Learning, or adaptive, policies change with respect to the condition from the system [, , ] . For instance, an adaptive education policy will make the proportion of presidency funding web hosting schools contingent upon the performance of public schools. When public schools succeed, private schools receive more funding. Once they perform poorly, government funds web hosting schools decreases. This kind of adaptive changes to our policy because the system changes, but additionally uses the self-organising concepts from the system to attain a specific outcome (i.e., more equality in class outcomes between private and public systems) . Here, the guidelines and incentives are bent towards favourable action when it comes to achieving the aim of lowering the inequalities which originate from tiered education systems. These built-in policy adjustments can accelerate the entire process of answering emergent conditions inside the system [, ].

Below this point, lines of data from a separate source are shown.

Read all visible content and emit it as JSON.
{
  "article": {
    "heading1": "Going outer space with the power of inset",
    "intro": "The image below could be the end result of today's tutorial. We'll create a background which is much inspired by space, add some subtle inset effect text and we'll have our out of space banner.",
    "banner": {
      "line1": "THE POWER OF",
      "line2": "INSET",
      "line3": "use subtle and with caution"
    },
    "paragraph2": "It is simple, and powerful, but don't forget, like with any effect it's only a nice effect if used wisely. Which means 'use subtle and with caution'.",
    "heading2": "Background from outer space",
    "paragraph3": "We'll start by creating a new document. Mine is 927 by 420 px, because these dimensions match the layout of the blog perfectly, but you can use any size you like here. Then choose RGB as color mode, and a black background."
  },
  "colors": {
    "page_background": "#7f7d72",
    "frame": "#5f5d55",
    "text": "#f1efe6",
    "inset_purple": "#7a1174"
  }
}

Finally, it’s important to note the constraints of the study. The study only considered a subset of SDOH reports – focusing on the United kingdom context within the primary. Reports using their company countries, for example South america along with other areas of South America where action around the SDOH has happened, could yield spun sentences and will be a useful section of future analysis. These different contexts may need, or potentially enable, various kinds of action to become taken. It’s also important to note that what’s within the recommendations from the reports analysed isn’t always associated with the aspirations of the concept of SDOH research in general. The reports are created within particular political contexts which constrain the kinds of recommendations that may be made. All the Reports we analysed display a inclination towards centrist policies endorsing neither neoliberal, market-based solutions nor highly socialised market-opposed interventions. These constraints might have some impact on the information from the recommendations however they do not need to effect the kinds of leverage points targeted. There’s pointless why the left or right of politics could be more prone to concentrate on the rules from the system or its goals. Were these constraints lessened, therefore, our analysis of ‘how’ we intervene upstream would remain relevant.